Luckily, there is a second clock within most every modern computer, one that uses an independent crystal oscillator as its frequency source — the real-time clock or RTC. It is quite important for different computers within a network to agree on what time it is, or at least on how long a second is. To do this, most computers use a much lower-frequency, and less noisy, crystal oscillator operating down near the 100-thousand cycles per second range to measure the passage of time. Of course, this second crystal is subject to the same kind of noise as the CPU oscillator, though less so because of its lower frequency. But that's good for our purposes! We can simply count how many CPU clock cycles occur within each RTC cycle, subtract successive samples and contribute the least-significant few digits to the entropy pool. Conceptually, this sampling can be done by executing a simple instruction loop a few million times and asking the RTC how long it took to complete. Given the realities of things like hardware interrupts and process scheduling, the details are of course more complicated, but the solution remains practical and it works for almost any commercially-available digital computer.

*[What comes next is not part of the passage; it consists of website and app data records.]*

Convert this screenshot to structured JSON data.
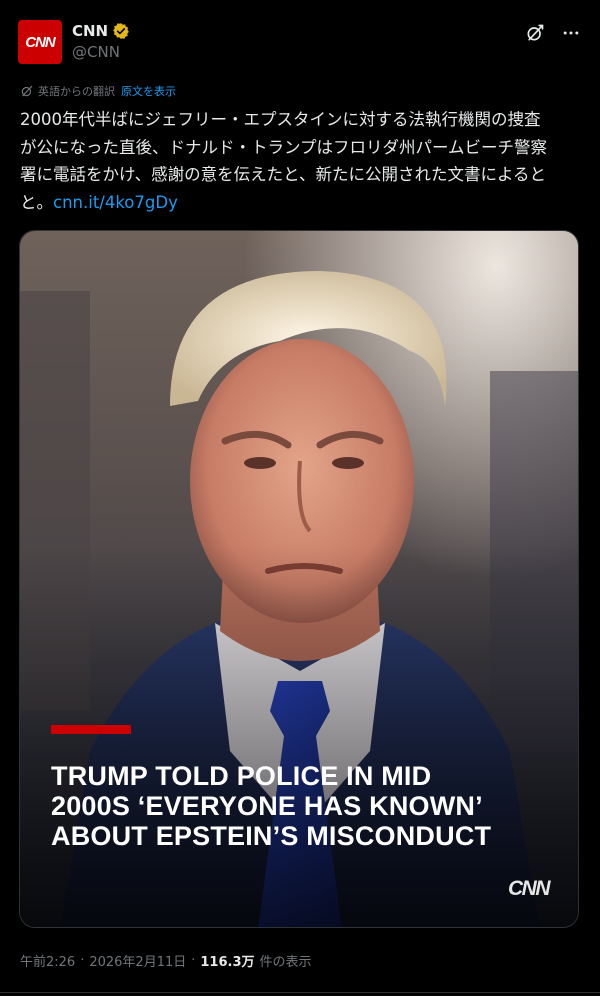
{
  "author": {
    "display_name": "CNN",
    "handle": "@CNN",
    "avatar_text": "CNN",
    "verified": true,
    "verified_color": "#e2b719",
    "avatar_color": "#cc0000"
  },
  "header_actions": {
    "grok_icon": "grok-icon",
    "more_icon": "more-icon",
    "more_glyph": "···"
  },
  "translation": {
    "label": "英語からの翻訳",
    "show_original": "原文を表示"
  },
  "tweet": {
    "text": "2000年代半ばにジェフリー・エプスタインに対する法執行機関の捜査\nが公になった直後、ドナルド・トランプはフロリダ州パームビーチ警察\n署に電話をかけ、感謝の意を伝えたと、新たに公開された文書によると\nと。",
    "link": "cnn.it/4ko7gDy",
    "link_color": "#1d9bf0"
  },
  "media": {
    "headline_lines": [
      "TRUMP TOLD POLICE IN MID",
      "2000S ‘EVERYONE HAS KNOWN’",
      "ABOUT EPSTEIN’S MISCONDUCT"
    ],
    "watermark": "CNN",
    "accent_bar_color": "#cc0000"
  },
  "meta": {
    "time": "午前2:26",
    "separator": "·",
    "date": "2026年2月11日",
    "separator2": "·",
    "views": "116.3万",
    "views_label": "件の表示"
  }
}
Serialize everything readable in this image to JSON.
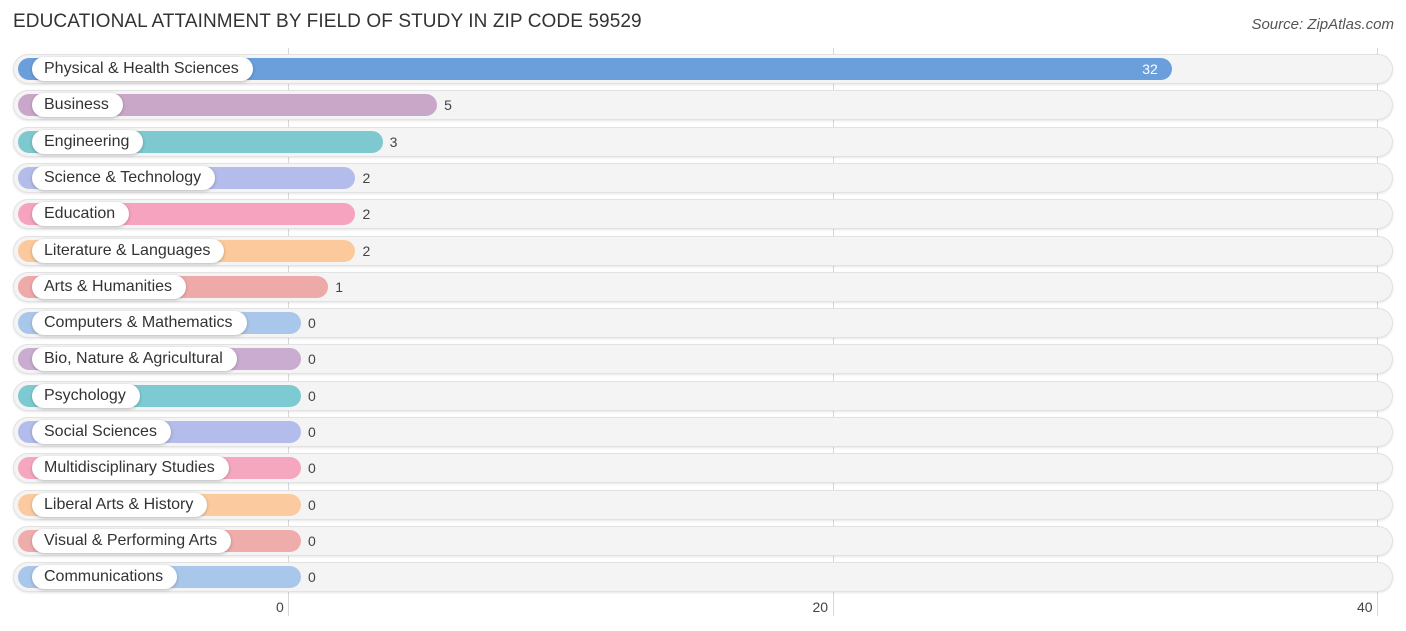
{
  "title": "EDUCATIONAL ATTAINMENT BY FIELD OF STUDY IN ZIP CODE 59529",
  "source": "Source: ZipAtlas.com",
  "chart_data": {
    "type": "bar",
    "orientation": "horizontal",
    "title": "EDUCATIONAL ATTAINMENT BY FIELD OF STUDY IN ZIP CODE 59529",
    "xlabel": "",
    "ylabel": "",
    "xlim": [
      0,
      40
    ],
    "xticks": [
      0,
      20,
      40
    ],
    "xtick_labels": [
      "0",
      "20",
      "40"
    ],
    "grid": true,
    "categories": [
      "Physical & Health Sciences",
      "Business",
      "Engineering",
      "Science & Technology",
      "Education",
      "Literature & Languages",
      "Arts & Humanities",
      "Computers & Mathematics",
      "Bio, Nature & Agricultural",
      "Psychology",
      "Social Sciences",
      "Multidisciplinary Studies",
      "Liberal Arts & History",
      "Visual & Performing Arts",
      "Communications"
    ],
    "values": [
      32,
      5,
      3,
      2,
      2,
      2,
      1,
      0,
      0,
      0,
      0,
      0,
      0,
      0,
      0
    ],
    "value_labels": [
      "32",
      "5",
      "3",
      "2",
      "2",
      "2",
      "1",
      "0",
      "0",
      "0",
      "0",
      "0",
      "0",
      "0",
      "0"
    ],
    "colors": [
      "#6a9fdc",
      "#c9a7c9",
      "#7ec8cf",
      "#b3bcea",
      "#f5a3be",
      "#fbc99b",
      "#eeaaa8",
      "#a9c7eb",
      "#c9acd0",
      "#7ecad3",
      "#b3bcea",
      "#f5a7c0",
      "#fbcb9f",
      "#eeadab",
      "#a9c7eb"
    ]
  }
}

Computers do exactly what we tell them to do. When they don't, we typically think of it as a failure. But unexpected does not always mean faulty. Not only is it useful for software developers to plan to fail when designing complex systems, it is sometimes necessary to actually elicit and embrace failures, to swim briefly in the ocean of randomness. Randomness, one could argue, is at the very core of humanity and human creativity, and it isn't possible to program a computer to do something completely unexpected. To teach a robot to sneeze, we must allow her to surprise us.